◆ **WHAT IS NEEDED**
Could you return every line of the records below that contains the word "プリファレンスの設定"?

◆ **Saved entries**
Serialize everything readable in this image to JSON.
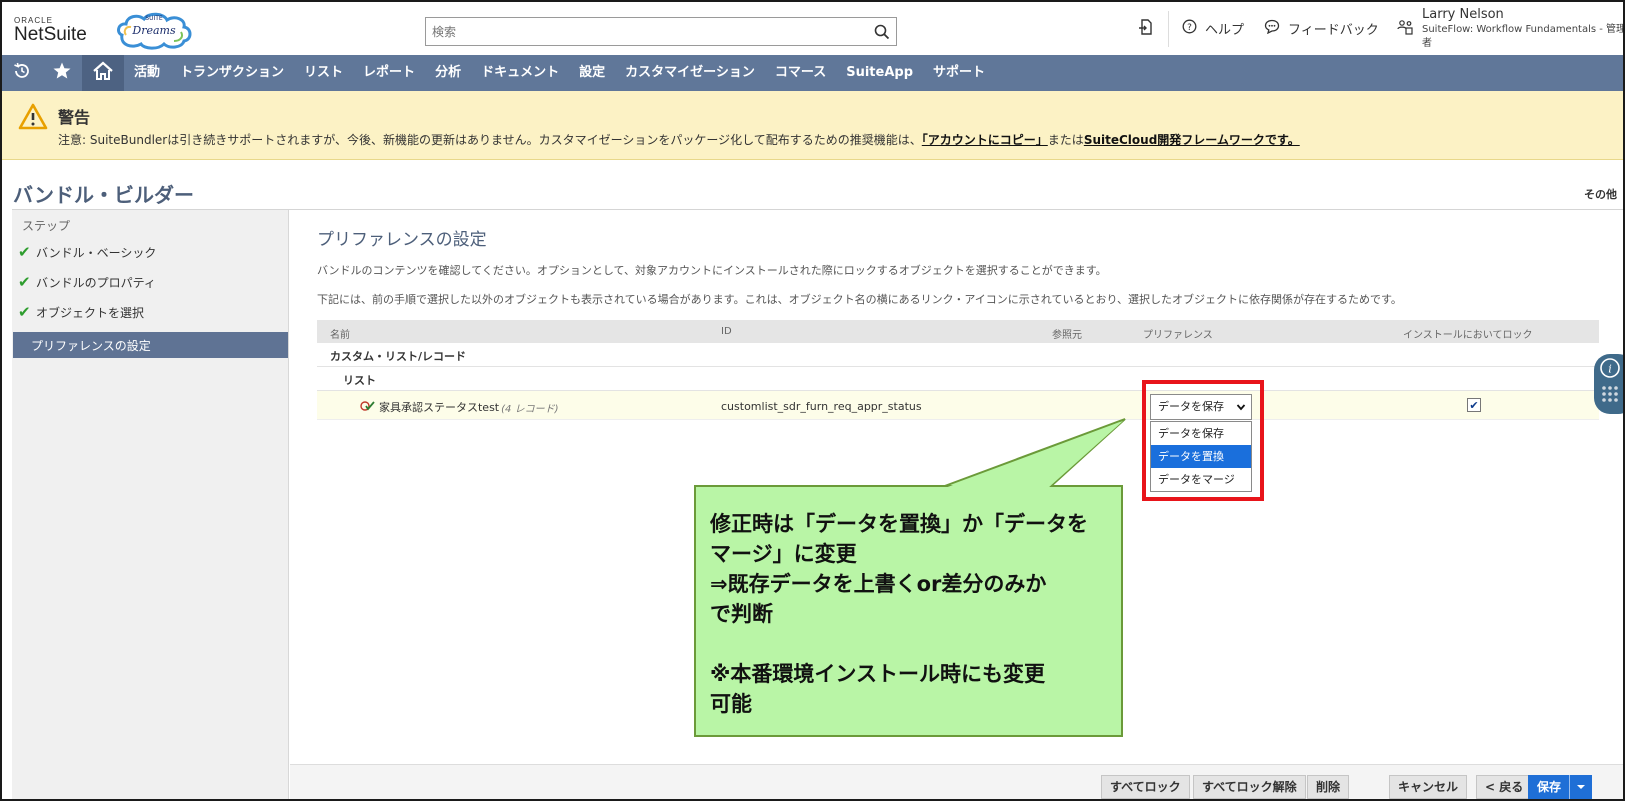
{
  "header": {
    "logo_oracle": "ORACLE",
    "logo_netsuite": "NetSuite",
    "badge_suite": "SUITE",
    "badge_dreams": "Dreams",
    "search_placeholder": "検索",
    "help_label": "ヘルプ",
    "feedback_label": "フィードバック",
    "user_name": "Larry Nelson",
    "user_role": "SuiteFlow: Workflow Fundamentals - 管理者"
  },
  "nav": {
    "items": [
      "活動",
      "トランザクション",
      "リスト",
      "レポート",
      "分析",
      "ドキュメント",
      "設定",
      "カスタマイゼーション",
      "コマース",
      "SuiteApp",
      "サポート"
    ]
  },
  "warning": {
    "title": "警告",
    "text_prefix": "注意: SuiteBundlerは引き続きサポートされますが、今後、新機能の更新はありません。カスタマイゼーションをパッケージ化して配布するための推奨機能は、",
    "link1": "「アカウントにコピー」",
    "text_mid": "または",
    "link2": "SuiteCloud開発フレームワークです。"
  },
  "page": {
    "title": "バンドル・ビルダー",
    "more_label": "その他"
  },
  "sidebar": {
    "heading": "ステップ",
    "steps": [
      {
        "label": "バンドル・ベーシック",
        "done": true
      },
      {
        "label": "バンドルのプロパティ",
        "done": true
      },
      {
        "label": "オブジェクトを選択",
        "done": true
      },
      {
        "label": "プリファレンスの設定",
        "active": true
      }
    ]
  },
  "main": {
    "section_title": "プリファレンスの設定",
    "desc1": "バンドルのコンテンツを確認してください。オプションとして、対象アカウントにインストールされた際にロックするオブジェクトを選択することができます。",
    "desc2": "下記には、前の手順で選択した以外のオブジェクトも表示されている場合があります。これは、オブジェクト名の横にあるリンク・アイコンに示されているとおり、選択したオブジェクトに依存関係が存在するためです。",
    "columns": [
      "名前",
      "ID",
      "参照元",
      "プリファレンス",
      "インストールにおいてロック"
    ],
    "group1": "カスタム・リスト/レコード",
    "group2": "リスト",
    "row": {
      "name": "家具承認ステータスtest",
      "count": "(4 レコード)",
      "id": "customlist_sdr_furn_req_appr_status",
      "preference": "データを保存",
      "locked": true
    },
    "dropdown_options": [
      "データを保存",
      "データを置換",
      "データをマージ"
    ],
    "dropdown_selected_index": 1
  },
  "callout": {
    "text": "修正時は「データを置換」か「データを\nマージ」に変更\n⇒既存データを上書くor差分のみか\nで判断\n\n※本番環境インストール時にも変更\n可能"
  },
  "footer": {
    "lock_all": "すべてロック",
    "unlock_all": "すべてロック解除",
    "delete": "削除",
    "cancel": "キャンセル",
    "back": "< 戻る",
    "save": "保存"
  },
  "colors": {
    "nav_bg": "#607799",
    "warning_bg": "#fcf2c5",
    "primary_button": "#1f6fd6",
    "callout_bg": "#b9f5a6",
    "highlight_border": "#e8141a"
  }
}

◆ **FINISHED EXERCISE**
        "label": "プリファレンスの設定",
    "section_title": "プリファレンスの設定",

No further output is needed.